Mentions: Figure 2a shows how levels of global synchronization progress with respect to cortical coupling strength. The order parameter r has been shown to follow a square-root function of the coupling strength λ [21], therefore the shape of the curve results from a square-root curve smoothed out by the heterogeneity in the intrinsic frequencies and by the network topology of the oscillators. A critical regime was observed between λ = 0.02 and λ = 0.04, indicated in blue in Fig. 2a, during which the network abruptly switches from brain regions being synchronized locally to a state of global synchrony, consistent with previous work on the cat cerebral cortex [3]. Figure 2b shows three panels of synchronization levels, or simulated functional connectivity, illustrating the modular state (small clusters of synchronized nodes), transition state (widespread synchrony arising) and global synchrony state (nearly all nodes in synchrony), evaluated by the Kuramoto model at cortical coupling factors λ = 0.02, λ = 0.03 and λ = 0.04, respectively.Fig. 2

Bottom Line: Furthermore, suppressing structural connectivity among hub nodes resulted in an elevated modular state (p < 4.1 × l0(-3), 0.015 < λ < 0.04), indicating that hub-to-hub connections are critical in intermodular synchronization.Finally, perturbing the oscillatory behavior of hub nodes prevented functional modules from synchronizing, implying that synchronization of functional modules is dependent on the hub nodes' behavior.Our results converge on anatomical hubs having a leading role in intermodular synchronization and integration in the human brain.

View Article: PubMed Central - PubMed

Affiliation: Department of Neurology, Brain Center Rudolf Magnus, University Medical Center Utrecht, Heidelberglaan 100, PO Box 85500, 3508 GA, Utrecht, Netherlands. r.schmidt@umcutrecht.nl.

ABSTRACT

Background: The topological structure of the wiring of the mammalian brain cortex plays an important role in shaping the functional dynamics of large-scale neural activity.

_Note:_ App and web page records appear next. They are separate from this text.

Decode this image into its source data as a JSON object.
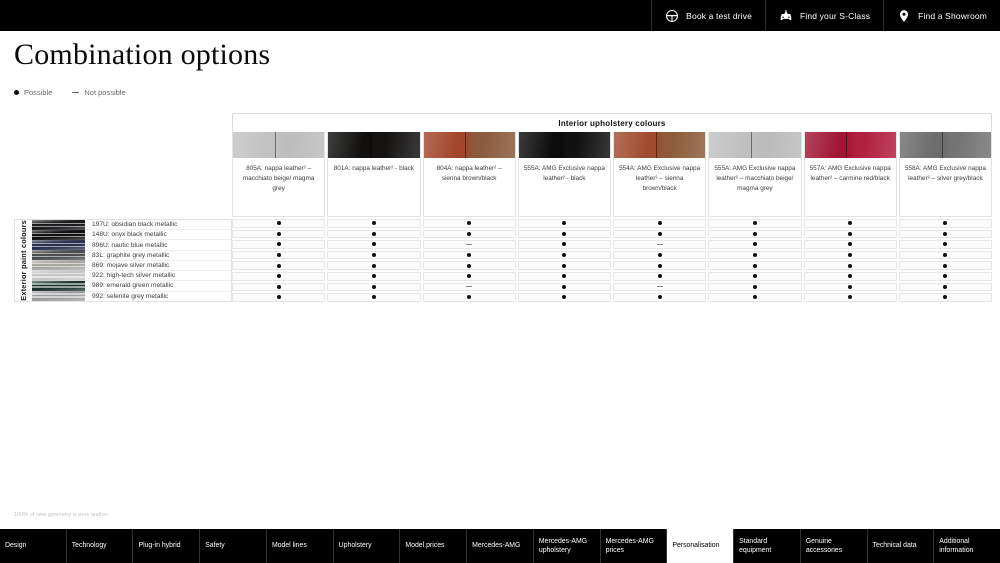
{
  "topbar": {
    "items": [
      {
        "label": "Book a test drive",
        "icon": "steering-wheel-icon"
      },
      {
        "label": "Find your S-Class",
        "icon": "car-icon"
      },
      {
        "label": "Find a Showroom",
        "icon": "map-pin-icon"
      }
    ]
  },
  "page": {
    "heading": "Combination options",
    "footnote": "100% of new geometry is pure leather"
  },
  "legend": {
    "possible": "Possible",
    "not_possible": "Not possible"
  },
  "matrix": {
    "title": "Interior upholstery colours",
    "row_axis_label": "Exterior paint colours",
    "columns": [
      {
        "label": "805A: nappa leather² – macchiato beige/ magma grey",
        "swatch_left": "#c2c2c2",
        "swatch_right": "#bdbdbd"
      },
      {
        "label": "801A: nappa leather² - black",
        "swatch_left": "#100f0e",
        "swatch_right": "#151413"
      },
      {
        "label": "804A: nappa leather² – sienna brown/black",
        "swatch_left": "#a2452b",
        "swatch_right": "#8a5a3c"
      },
      {
        "label": "555A: AMG Exclusive nappa leather² - black",
        "swatch_left": "#0d0c0c",
        "swatch_right": "#121111"
      },
      {
        "label": "554A: AMG Exclusive nappa leather² – sienna brown/black",
        "swatch_left": "#a04b2e",
        "swatch_right": "#8d5b3a"
      },
      {
        "label": "555A: AMG Exclusive nappa leather² – macchiato beige/ magma grey",
        "swatch_left": "#c0c0c0",
        "swatch_right": "#bbbbbb"
      },
      {
        "label": "557A: AMG Exclusive nappa leather² – carmine red/black",
        "swatch_left": "#a01634",
        "swatch_right": "#b11f3e"
      },
      {
        "label": "558A: AMG Exclusive nappa leather² – silver grey/black",
        "swatch_left": "#6c6c6c",
        "swatch_right": "#747474"
      }
    ],
    "rows": [
      {
        "label": "197U: obsidian black metallic",
        "paint": "#1b1b1d"
      },
      {
        "label": "148U: onyx black metallic",
        "paint": "#101012"
      },
      {
        "label": "896U: nautic blue metallic",
        "paint": "#2b3250"
      },
      {
        "label": "83L: graphite grey metallic",
        "paint": "#4a4c50"
      },
      {
        "label": "869: mojave silver metallic",
        "paint": "#a9a7a3"
      },
      {
        "label": "922: high-tech silver metallic",
        "paint": "#c5c6c8"
      },
      {
        "label": "989: emerald green metallic",
        "paint": "#17332c"
      },
      {
        "label": "992: selenite grey metallic",
        "paint": "#9b9c9e"
      }
    ],
    "availability": [
      [
        "dot",
        "dot",
        "dot",
        "dot",
        "dot",
        "dot",
        "dot",
        "dot"
      ],
      [
        "dot",
        "dot",
        "dot",
        "dot",
        "dot",
        "dot",
        "dot",
        "dot"
      ],
      [
        "dot",
        "dot",
        "dash",
        "dot",
        "dash",
        "dot",
        "dot",
        "dot"
      ],
      [
        "dot",
        "dot",
        "dot",
        "dot",
        "dot",
        "dot",
        "dot",
        "dot"
      ],
      [
        "dot",
        "dot",
        "dot",
        "dot",
        "dot",
        "dot",
        "dot",
        "dot"
      ],
      [
        "dot",
        "dot",
        "dot",
        "dot",
        "dot",
        "dot",
        "dot",
        "dot"
      ],
      [
        "dot",
        "dot",
        "dash",
        "dot",
        "dash",
        "dot",
        "dot",
        "dot"
      ],
      [
        "dot",
        "dot",
        "dot",
        "dot",
        "dot",
        "dot",
        "dot",
        "dot"
      ]
    ]
  },
  "tabs": [
    {
      "label": "Design",
      "active": false
    },
    {
      "label": "Technology",
      "active": false
    },
    {
      "label": "Plug-in hybrid",
      "active": false
    },
    {
      "label": "Safety",
      "active": false
    },
    {
      "label": "Model lines",
      "active": false
    },
    {
      "label": "Upholstery",
      "active": false
    },
    {
      "label": "Model prices",
      "active": false
    },
    {
      "label": "Mercedes-AMG",
      "active": false
    },
    {
      "label": "Mercedes-AMG upholstery",
      "active": false
    },
    {
      "label": "Mercedes-AMG prices",
      "active": false
    },
    {
      "label": "Personalisation",
      "active": true
    },
    {
      "label": "Standard equipment",
      "active": false
    },
    {
      "label": "Genuine accessories",
      "active": false
    },
    {
      "label": "Technical data",
      "active": false
    },
    {
      "label": "Additional information",
      "active": false
    }
  ]
}
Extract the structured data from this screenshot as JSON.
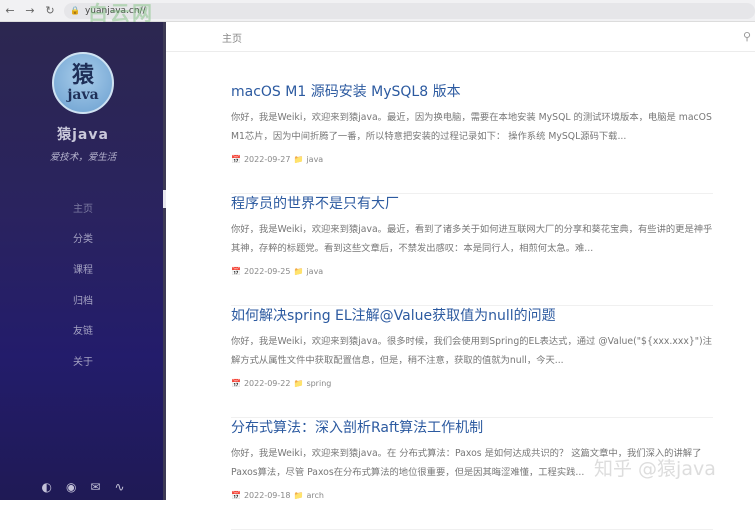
{
  "browser": {
    "url": "yuanjava.cn//",
    "watermark": "白云网"
  },
  "sidebar": {
    "avatar": {
      "glyph": "猿",
      "word": "java"
    },
    "title": "猿java",
    "subtitle": "爱技术，爱生活",
    "nav": [
      {
        "label": "主页"
      },
      {
        "label": "分类"
      },
      {
        "label": "课程"
      },
      {
        "label": "归档"
      },
      {
        "label": "友链"
      },
      {
        "label": "关于"
      }
    ],
    "bottom_icons": [
      "theme-toggle-icon",
      "github-icon",
      "mail-icon",
      "rss-icon"
    ]
  },
  "topbar": {
    "home_label": "主页"
  },
  "posts": [
    {
      "title": "macOS M1 源码安装 MySQL8 版本",
      "excerpt": "你好，我是Weiki，欢迎来到猿java。最近，因为换电脑，需要在本地安装 MySQL 的测试环境版本，电脑是 macOS M1芯片，因为中间折腾了一番，所以特意把安装的过程记录如下： 操作系统 MySQL源码下载...",
      "date": "2022-09-27",
      "category": "java"
    },
    {
      "title": "程序员的世界不是只有大厂",
      "excerpt": "你好，我是Weiki，欢迎来到猿java。最近，看到了诸多关于如何进互联网大厂的分享和葵花宝典，有些讲的更是神乎其神，存粹的标题党。看到这些文章后，不禁发出感叹：本是同行人，相煎何太急。难...",
      "date": "2022-09-25",
      "category": "java"
    },
    {
      "title": "如何解决spring EL注解@Value获取值为null的问题",
      "excerpt": "你好，我是Weiki，欢迎来到猿java。很多时候，我们会使用到Spring的EL表达式，通过 @Value(\"${xxx.xxx}\")注解方式从属性文件中获取配置信息，但是，稍不注意，获取的值就为null，今天...",
      "date": "2022-09-22",
      "category": "spring"
    },
    {
      "title": "分布式算法：深入剖析Raft算法工作机制",
      "excerpt": "你好，我是Weiki，欢迎来到猿java。在 分布式算法：Paxos 是如何达成共识的？ 这篇文章中，我们深入的讲解了 Paxos算法，尽管 Paxos在分布式算法的地位很重要，但是因其晦涩难懂，工程实践...",
      "date": "2022-09-18",
      "category": "arch"
    }
  ],
  "watermark_bottom": "知乎 @猿java"
}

Due to their central embedding in the network, high degree hub regions and their connections (often referred to as the 'rich club') have been hypothesized to facilitate intermodular neural communication and global integration of information by means of synchronization. Here, we examined the theoretical role of anatomical hubs and their wiring in brain dynamics. The Kuramoto model was used to simulate interaction of cortical brain areas by means of coupled phase oscillators-with anatomical connections between regions derived from diffusion weighted imaging and module assignment of brain regions based on empirically determined resting-state data.

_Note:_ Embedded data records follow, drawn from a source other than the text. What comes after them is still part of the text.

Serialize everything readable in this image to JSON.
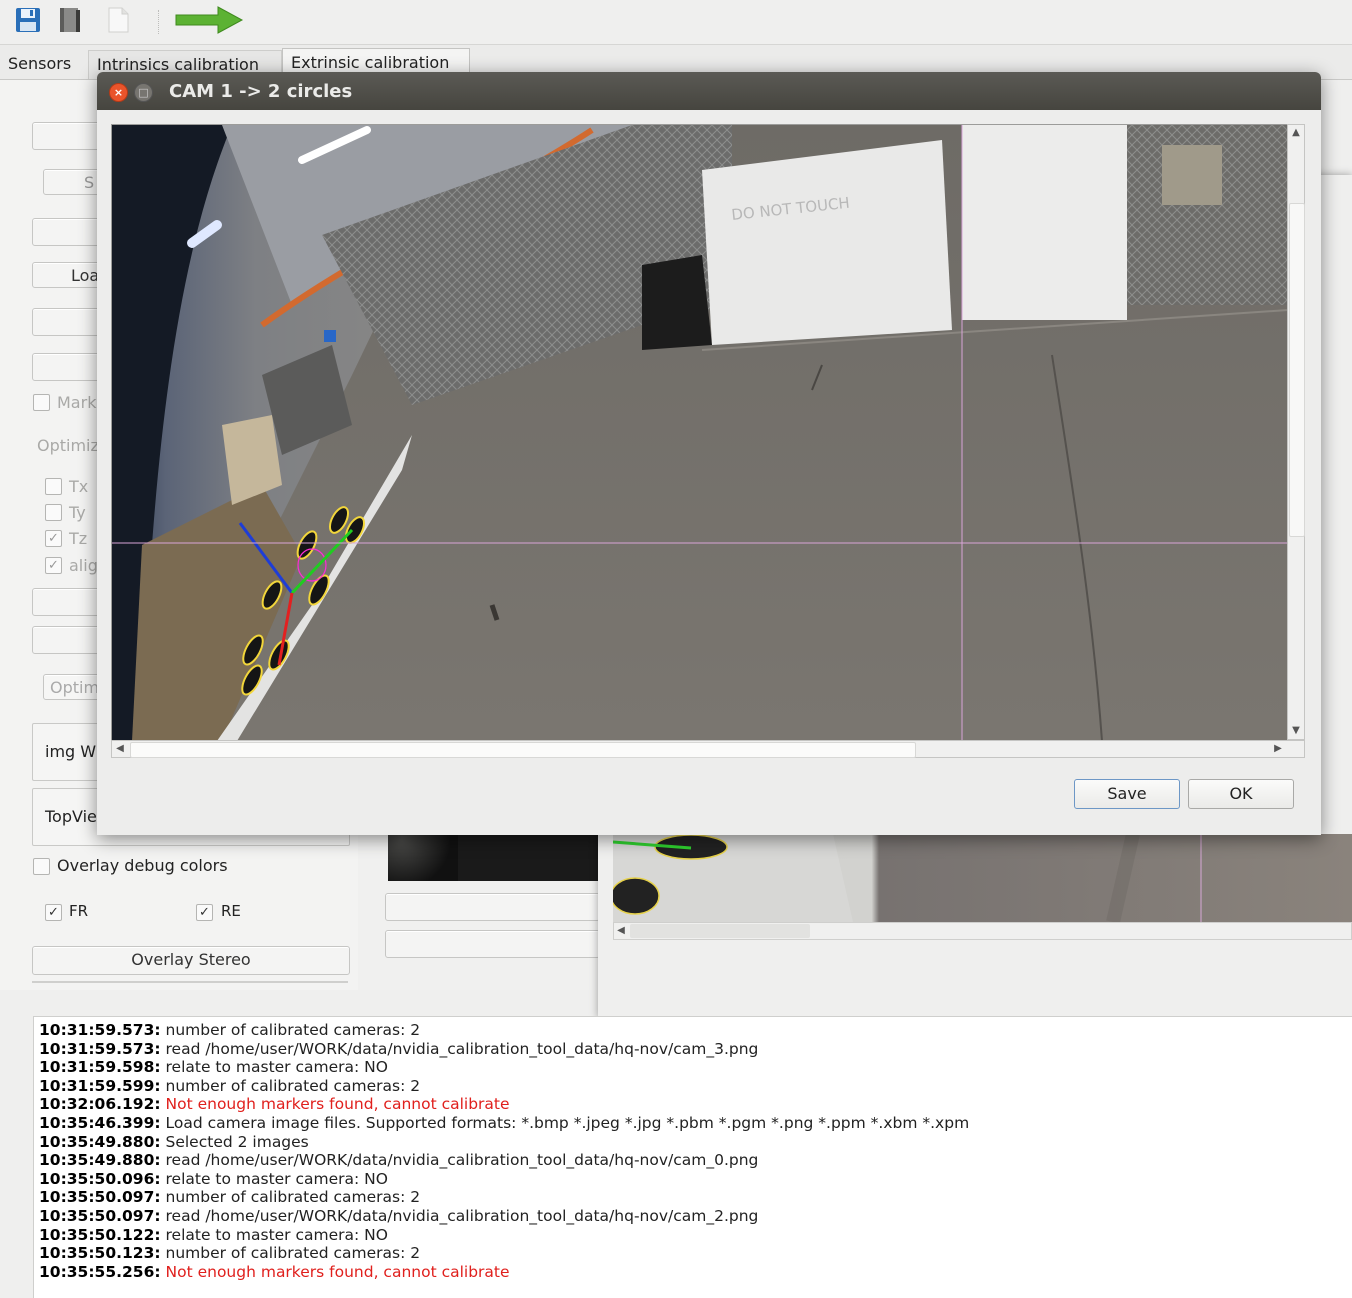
{
  "toolbar": {
    "icons": [
      "save-icon",
      "book-icon",
      "new-document-icon",
      "green-arrow-icon"
    ]
  },
  "tabs": [
    {
      "label": "Sensors"
    },
    {
      "label": "Intrinsics calibration"
    },
    {
      "label": "Extrinsic calibration"
    }
  ],
  "left_panel": {
    "btn_s_fragment": "S",
    "btn_load_fragment": "Loa",
    "marker_label_fragment": "Mark",
    "optimize_label_fragment": "Optimiz",
    "checks": [
      {
        "label": "Tx",
        "checked": false
      },
      {
        "label": "Ty",
        "checked": false
      },
      {
        "label": "Tz",
        "checked": true
      },
      {
        "label": "alig",
        "checked": true
      }
    ],
    "optim_input_fragment": "Optim",
    "img_group_fragment": "img W",
    "topview_group_fragment": "TopVie",
    "overlay_debug_label": "Overlay debug colors",
    "fr_label": "FR",
    "re_label": "RE",
    "overlay_stereo_label": "Overlay Stereo"
  },
  "dialog": {
    "title": "CAM 1 -> 2 circles",
    "sign_text": "DO NOT TOUCH",
    "save_label": "Save",
    "ok_label": "OK"
  },
  "log": {
    "lines": [
      {
        "ts": "10:31:59.573:",
        "msg": "number of calibrated cameras: 2",
        "error": false
      },
      {
        "ts": "10:31:59.573:",
        "msg": "read /home/user/WORK/data/nvidia_calibration_tool_data/hq-nov/cam_3.png",
        "error": false
      },
      {
        "ts": "10:31:59.598:",
        "msg": "relate to master camera: NO",
        "error": false
      },
      {
        "ts": "10:31:59.599:",
        "msg": "number of calibrated cameras: 2",
        "error": false
      },
      {
        "ts": "10:32:06.192:",
        "msg": "Not enough markers found, cannot calibrate",
        "error": true
      },
      {
        "ts": "10:35:46.399:",
        "msg": "Load camera image files. Supported formats: *.bmp *.jpeg *.jpg *.pbm *.pgm *.png *.ppm *.xbm *.xpm",
        "error": false
      },
      {
        "ts": "10:35:49.880:",
        "msg": "Selected 2 images",
        "error": false
      },
      {
        "ts": "10:35:49.880:",
        "msg": "read /home/user/WORK/data/nvidia_calibration_tool_data/hq-nov/cam_0.png",
        "error": false
      },
      {
        "ts": "10:35:50.096:",
        "msg": "relate to master camera: NO",
        "error": false
      },
      {
        "ts": "10:35:50.097:",
        "msg": "number of calibrated cameras: 2",
        "error": false
      },
      {
        "ts": "10:35:50.097:",
        "msg": "read /home/user/WORK/data/nvidia_calibration_tool_data/hq-nov/cam_2.png",
        "error": false
      },
      {
        "ts": "10:35:50.122:",
        "msg": "relate to master camera: NO",
        "error": false
      },
      {
        "ts": "10:35:50.123:",
        "msg": "number of calibrated cameras: 2",
        "error": false
      },
      {
        "ts": "10:35:55.256:",
        "msg": "Not enough markers found, cannot calibrate",
        "error": true
      }
    ]
  }
}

Results: Our findings show that synchrony among hub nodes was higher than any module's intramodular synchrony (p < 10(-4), for cortical coupling strengths, λ, in the range 0.02 < λ < 0.05), suggesting that hub nodes lead the functional modules in the process of synchronization. Furthermore, suppressing structural connectivity among hub nodes resulted in an elevated modular state (p < 4.1 × l0(-3), 0.015 < λ < 0.04), indicating that hub-to-hub connections are critical in intermodular synchronization. Finally, perturbing the oscillatory behavior of hub nodes prevented functional modules from synchronizing, implying that synchronization of functional modules is dependent on the hub nodes' behavior.

Conclusion: Our results converge on anatomical hubs having a leading role in intermodular synchronization and integration in the human brain.

No MeSH data available.


Related in: MedlinePlus